Viewers reacted swiftly and angrily across the Internet, venting their wrath over the much anticipated but ambiguous, anticlimactic Sopranos finale, "Made in America."
Here’s a sampling of messages mostly off HBO’s boards, at least the one’s that are printable.
"That was an AMAZING finale, it ranks right up there with the Seinfeld finale."
"Chase needs to have a sit down with Alan Ball [Six Feet Under] who could teach him a few things."
"Chase has entered the witness protection program because of the backlash from this final episode. He’s gone to ground…its an expression."
In the final scene, the Soprano family takes their seats one by one at a local diner. AJ is cured of his depression after watching his Nissan Xterra explode. Meadow has found true love and probably a job that pays $170,000 per year. Carmela appears to be working on her next real estate project. Tony has finally learned (a little) to check his need to wallow in the emotional deprivation of his childhood. The music in the diner is too loud and the camera cuts frequently to the patrons - to a man who takes a seat at the end of the counter and to a mysterious fellow in a baseball cap with his face averted. Meadow has trouble parking her car and is the last to arrive. She approaches the door. The bell chimes; Tony looks up and…
Nothingness. The screen goes black. Millions were certain that their cable systems had mysteriously crashed.
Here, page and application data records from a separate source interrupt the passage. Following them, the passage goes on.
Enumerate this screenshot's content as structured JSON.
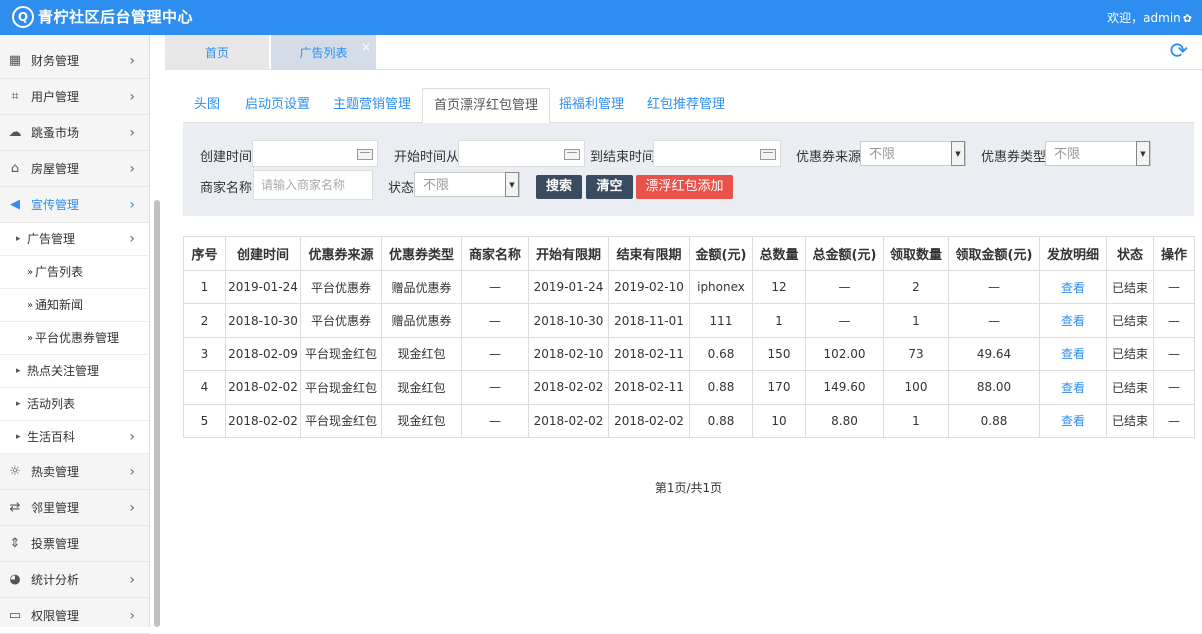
{
  "header": {
    "app_title": "青柠社区后台管理中心",
    "logo_text": "Q",
    "welcome": "欢迎，admin"
  },
  "sidebar": {
    "items": [
      {
        "label": "财务管理",
        "icon": "table-icon"
      },
      {
        "label": "用户管理",
        "icon": "crop-icon"
      },
      {
        "label": "跳蚤市场",
        "icon": "cloud-icon"
      },
      {
        "label": "房屋管理",
        "icon": "bank-icon"
      },
      {
        "label": "宣传管理",
        "icon": "volume-icon"
      }
    ],
    "sub_ad": "广告管理",
    "leaves": [
      "广告列表",
      "通知新闻",
      "平台优惠券管理"
    ],
    "sub_hot": "热点关注管理",
    "sub_activity": "活动列表",
    "sub_life": "生活百科",
    "items2": [
      {
        "label": "热卖管理",
        "icon": "sun-icon"
      },
      {
        "label": "邻里管理",
        "icon": "retweet-icon"
      },
      {
        "label": "投票管理",
        "icon": "sort-icon"
      },
      {
        "label": "统计分析",
        "icon": "pie-chart-icon"
      },
      {
        "label": "权限管理",
        "icon": "monitor-icon"
      }
    ]
  },
  "tabs": {
    "home": "首页",
    "ads": "广告列表",
    "close": "×"
  },
  "subnav": [
    "头图",
    "启动页设置",
    "主题营销管理",
    "首页漂浮红包管理",
    "摇福利管理",
    "红包推荐管理"
  ],
  "filter": {
    "created_time": "创建时间",
    "start_from": "开始时间从",
    "end_to": "到结束时间",
    "source": "优惠券来源",
    "source_value": "不限",
    "type": "优惠券类型",
    "type_value": "不限",
    "merchant": "商家名称:",
    "merchant_placeholder": "请输入商家名称",
    "status": "状态",
    "status_value": "不限",
    "search": "搜索",
    "clear": "清空",
    "add": "漂浮红包添加"
  },
  "table": {
    "headers": [
      "序号",
      "创建时间",
      "优惠券来源",
      "优惠券类型",
      "商家名称",
      "开始有限期",
      "结束有限期",
      "金额(元)",
      "总数量",
      "总金额(元)",
      "领取数量",
      "领取金额(元)",
      "发放明细",
      "状态",
      "操作"
    ],
    "rows": [
      [
        "1",
        "2019-01-24",
        "平台优惠券",
        "赠品优惠券",
        "—",
        "2019-01-24",
        "2019-02-10",
        "iphonex",
        "12",
        "—",
        "2",
        "—",
        "查看",
        "已结束",
        "—"
      ],
      [
        "2",
        "2018-10-30",
        "平台优惠券",
        "赠品优惠券",
        "—",
        "2018-10-30",
        "2018-11-01",
        "111",
        "1",
        "—",
        "1",
        "—",
        "查看",
        "已结束",
        "—"
      ],
      [
        "3",
        "2018-02-09",
        "平台现金红包",
        "现金红包",
        "—",
        "2018-02-10",
        "2018-02-11",
        "0.68",
        "150",
        "102.00",
        "73",
        "49.64",
        "查看",
        "已结束",
        "—"
      ],
      [
        "4",
        "2018-02-02",
        "平台现金红包",
        "现金红包",
        "—",
        "2018-02-02",
        "2018-02-11",
        "0.88",
        "170",
        "149.60",
        "100",
        "88.00",
        "查看",
        "已结束",
        "—"
      ],
      [
        "5",
        "2018-02-02",
        "平台现金红包",
        "现金红包",
        "—",
        "2018-02-02",
        "2018-02-02",
        "0.88",
        "10",
        "8.80",
        "1",
        "0.88",
        "查看",
        "已结束",
        "—"
      ]
    ]
  },
  "pager": "第1页/共1页",
  "colors": {
    "primary": "#2e8ef0",
    "dark_button": "#384b5f",
    "danger": "#e8524a"
  }
}
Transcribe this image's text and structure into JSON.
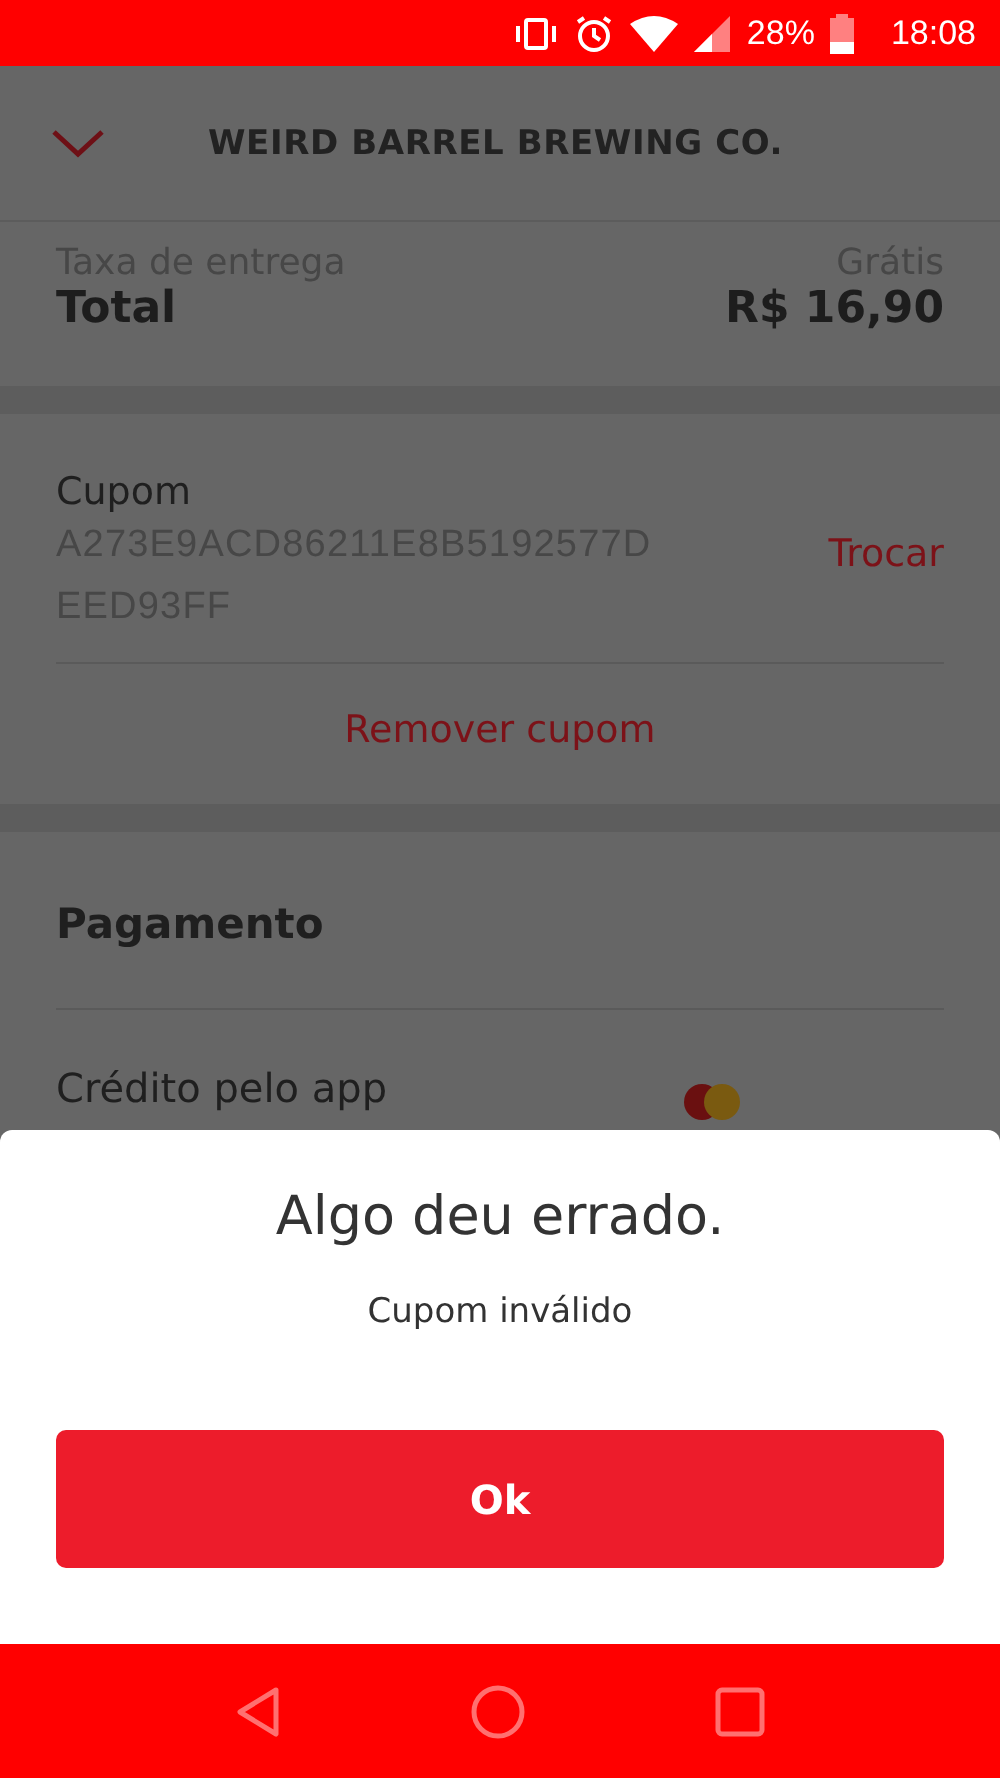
{
  "status_bar": {
    "battery": "28%",
    "time": "18:08"
  },
  "header": {
    "title": "WEIRD BARREL BREWING CO."
  },
  "summary": {
    "rows": [
      {
        "kind": "fee",
        "label": "Taxa de entrega",
        "value": "Grátis"
      },
      {
        "kind": "total",
        "label": "Total",
        "value": "R$ 16,90"
      }
    ]
  },
  "coupon": {
    "title": "Cupom",
    "code": "A273E9ACD86211E8B5192577DEED93FF",
    "change": "Trocar",
    "remove": "Remover cupom"
  },
  "payment": {
    "title": "Pagamento",
    "method": "Crédito pelo app"
  },
  "dialog": {
    "title": "Algo deu errado.",
    "message": "Cupom inválido",
    "button": "Ok"
  }
}
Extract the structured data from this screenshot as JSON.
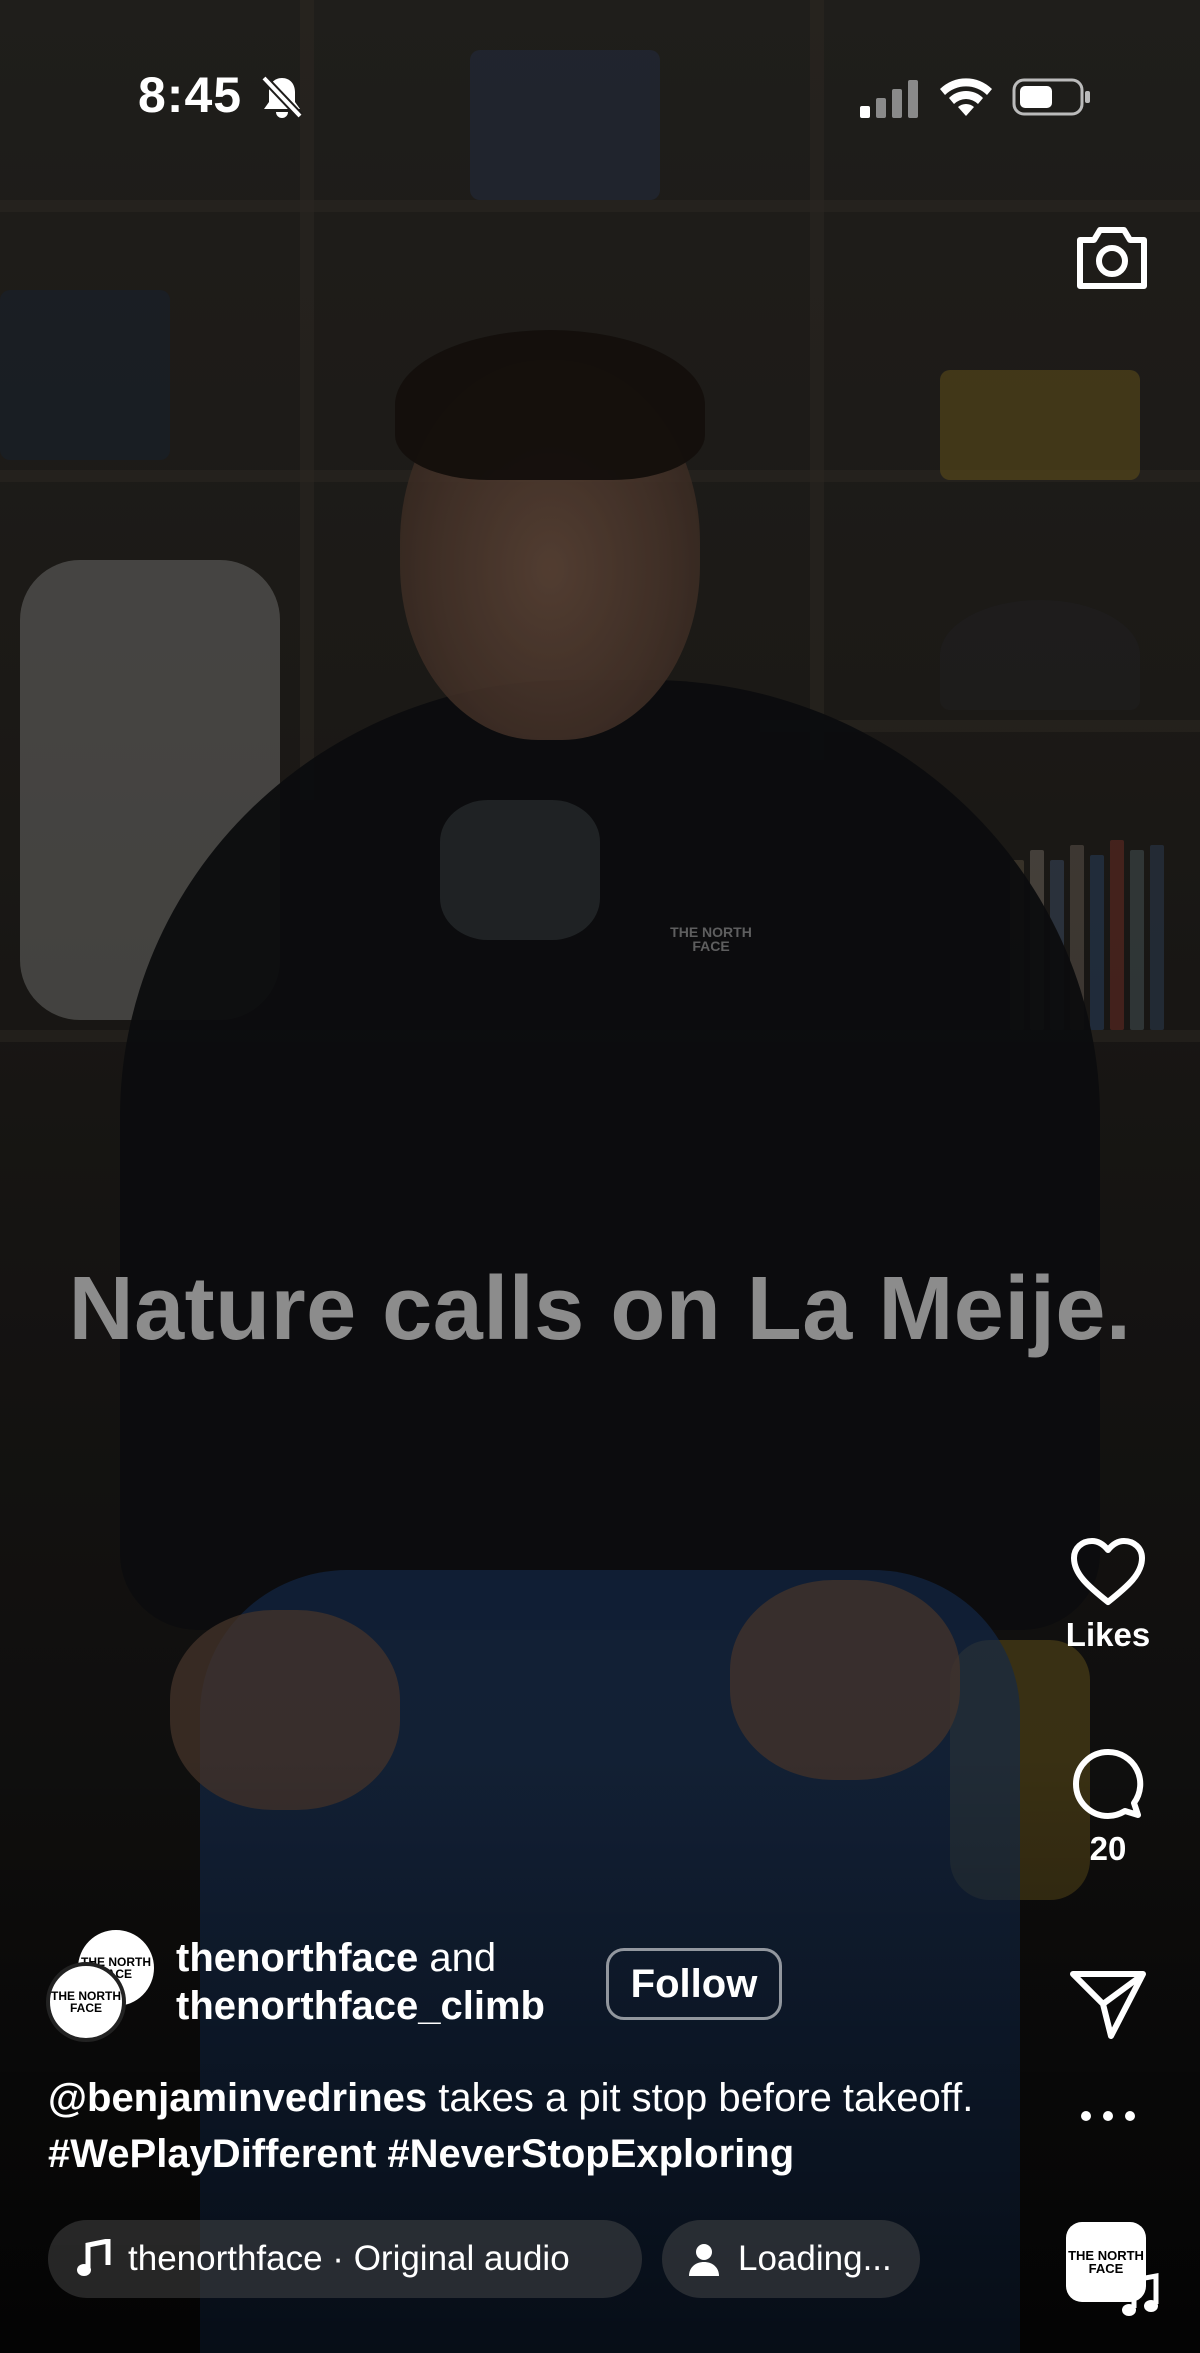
{
  "status_bar": {
    "time": "8:45",
    "silent_icon": "bell-slash-icon",
    "signal_icon": "cellular-signal-icon",
    "wifi_icon": "wifi-icon",
    "battery_icon": "battery-icon"
  },
  "top_actions": {
    "camera_icon": "camera-icon"
  },
  "video": {
    "caption": "Nature calls on La Meije.",
    "jacket_logo_text": "THE NORTH FACE"
  },
  "rail": {
    "like_label": "Likes",
    "comment_count": "20",
    "share_icon": "paper-plane-icon",
    "more_icon": "more-horizontal-icon",
    "audio_thumb_text": "THE NORTH FACE"
  },
  "post": {
    "author_primary": "thenorthface",
    "author_joiner": " and",
    "author_secondary": "thenorthface_climb",
    "avatar_text": "THE NORTH FACE",
    "follow_label": "Follow",
    "description_mention": "@benjaminvedrines",
    "description_text": " takes a pit stop before takeoff. ",
    "hashtag_1": "#WePlayDifferent",
    "hashtag_2": "#NeverStopExploring"
  },
  "pills": {
    "audio_text": "thenorthface · Original audio",
    "loading_text": "Loading..."
  },
  "colors": {
    "text": "#ffffff",
    "caption": "#8c8c8c",
    "pill_bg": "#505050"
  }
}
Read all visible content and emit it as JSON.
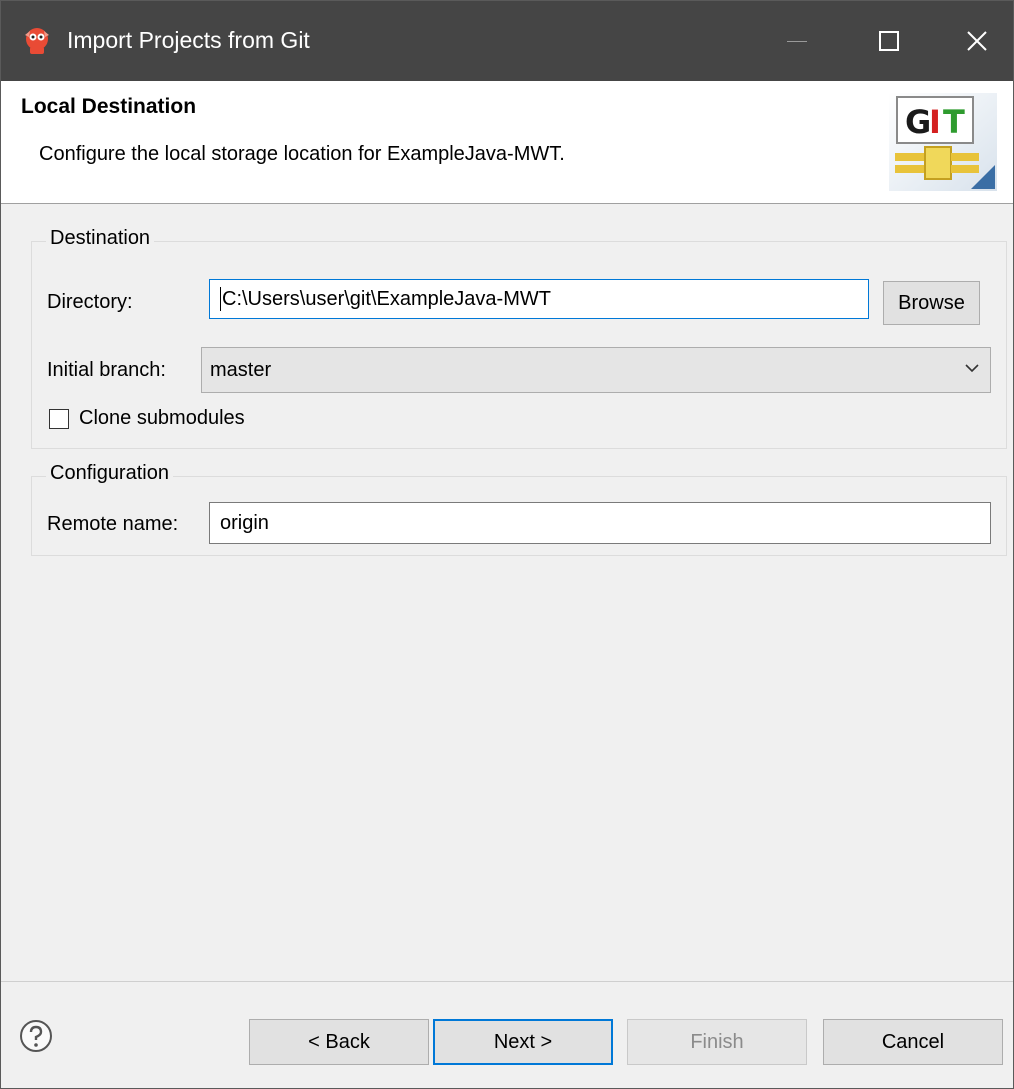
{
  "window": {
    "title": "Import Projects from Git",
    "controls": {
      "minimize": "minimize-icon",
      "maximize": "maximize-icon",
      "close": "close-icon"
    }
  },
  "banner": {
    "title": "Local Destination",
    "description": "Configure the local storage location for ExampleJava-MWT.",
    "logo_text_g": "G",
    "logo_text_i": "I",
    "logo_text_t": "T"
  },
  "destination": {
    "group_label": "Destination",
    "directory_label": "Directory:",
    "directory_value": "C:\\Users\\user\\git\\ExampleJava-MWT",
    "browse_label": "Browse",
    "branch_label": "Initial branch:",
    "branch_value": "master",
    "clone_submodules_label": "Clone submodules",
    "clone_submodules_checked": false
  },
  "configuration": {
    "group_label": "Configuration",
    "remote_name_label": "Remote name:",
    "remote_name_value": "origin"
  },
  "footer": {
    "back_label": "< Back",
    "next_label": "Next >",
    "finish_label": "Finish",
    "cancel_label": "Cancel"
  },
  "colors": {
    "titlebar": "#454545",
    "accent": "#0078d7",
    "logo_green": "#2e9b2e",
    "logo_red": "#d42020"
  }
}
Said one user, "that was just a rotten thing to do to all the fans for all those years. I thought my cable had gone out! It wasn’t cute, it wasn’t funny, it wasn’t interesting, it was just rotten. I feel used."
Then, as the credits began to roll in silence, fans switched over to their other screens, vainly trying to sort out the cryptic conclusion. They could easily supply their own endings based on the rich history of the series and recent breadcrumbs scattered by Chase. There was much speculation about the patrons. Some saw Janice, Tony’s sister, walk into the diner; others were sure they spotted the hardware store owner who lost his business to Tony over gambling debts. Many noted Tony’s flashback (in last week’s episode) to a conversation with Bobby.
There was also a controversy brewing about a shot said to be missing from the very end of the east coast feed.
Chase handed over responsibility for the finale to the viewers who were free to interpret the series according to their own prejudices and anxieties. It’s a user-generated finale, left to the vast imagination of the audience.
The Sopranos: a national Rorschach test.
The press and viewers were certainly abuzz over the surprise ending. A number of viewers, disgusted, said they were canceling their HBO subscriptions sooner rather than later. Many felt cheated and manipulated. And since David Chase hasn’t ruled out a Sopranos movie, maybe they were.
UPDATE: 9:24a.m.PDT - The New York Post is trolling the HBO board for feedback from angry viewers who are threatening to cancel their subscriptions:
Posted: Jun 11, 2007 12:12 PM (1087 of 1144)
I would be interested in hearing from anyone, via e-mail, who’s cancelling their subscription to HBO because of their disappointment over last night’s "Sopranos" finale.
The New York Post